%%

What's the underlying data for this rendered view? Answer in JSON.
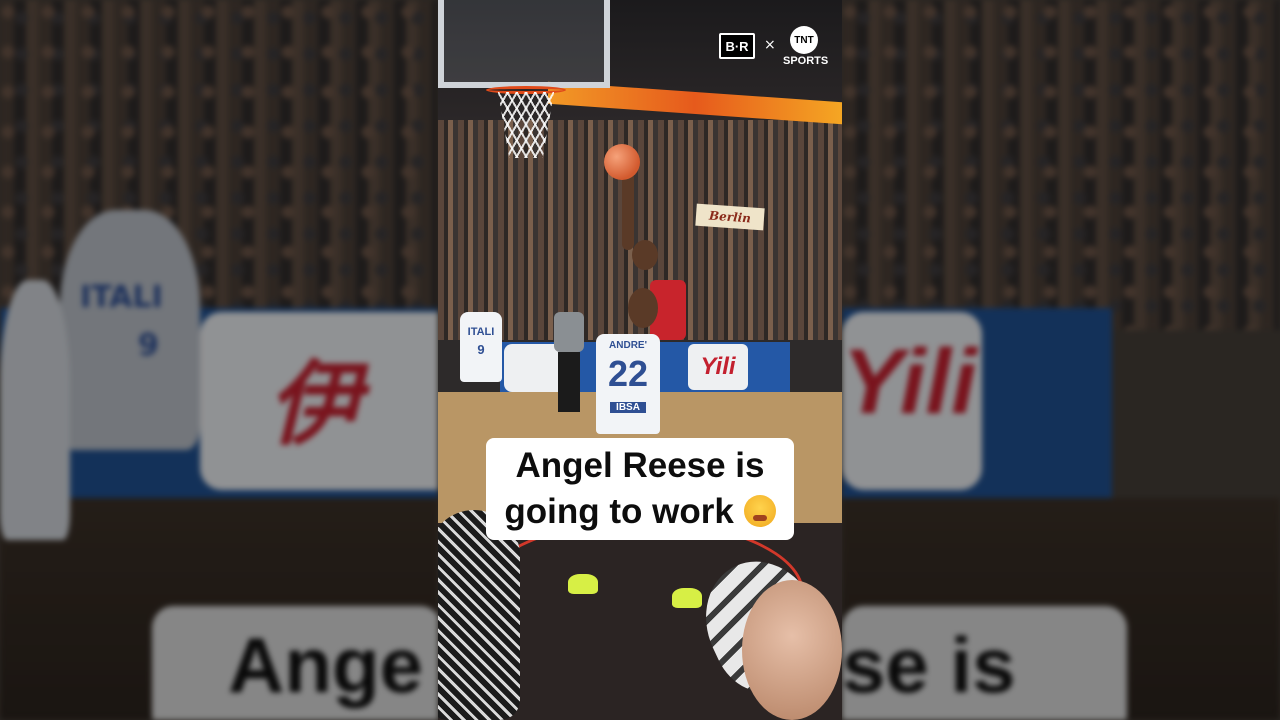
{
  "caption": {
    "line1": "Angel Reese is",
    "line2": "going to work",
    "emoji": "face-with-steam-from-nose-icon"
  },
  "logos": {
    "br": "B·R",
    "separator": "×",
    "tnt": "TNT",
    "sports": "SPORTS"
  },
  "scene": {
    "banner_berlin": "Berlin",
    "banner_yili": "Yili",
    "banner_yili_char": "伊",
    "player_front_name": "ANDRE'",
    "player_front_number": "22",
    "player_front_sponsor": "IBSA",
    "player_back_team": "ITALI",
    "player_back_number": "9",
    "side_team": "ITALI",
    "side_number": "9"
  },
  "background_text": {
    "left": "Ange",
    "right": "se is"
  },
  "colors": {
    "caption_bg": "#ffffff",
    "caption_text": "#0d0d0d",
    "yili_red": "#c3202f",
    "italy_blue": "#2f4f93",
    "usa_red": "#c8242c",
    "led_orange": "#f29a26"
  }
}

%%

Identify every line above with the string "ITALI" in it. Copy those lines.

    "player_back_team": "ITALI",
    "side_team": "ITALI",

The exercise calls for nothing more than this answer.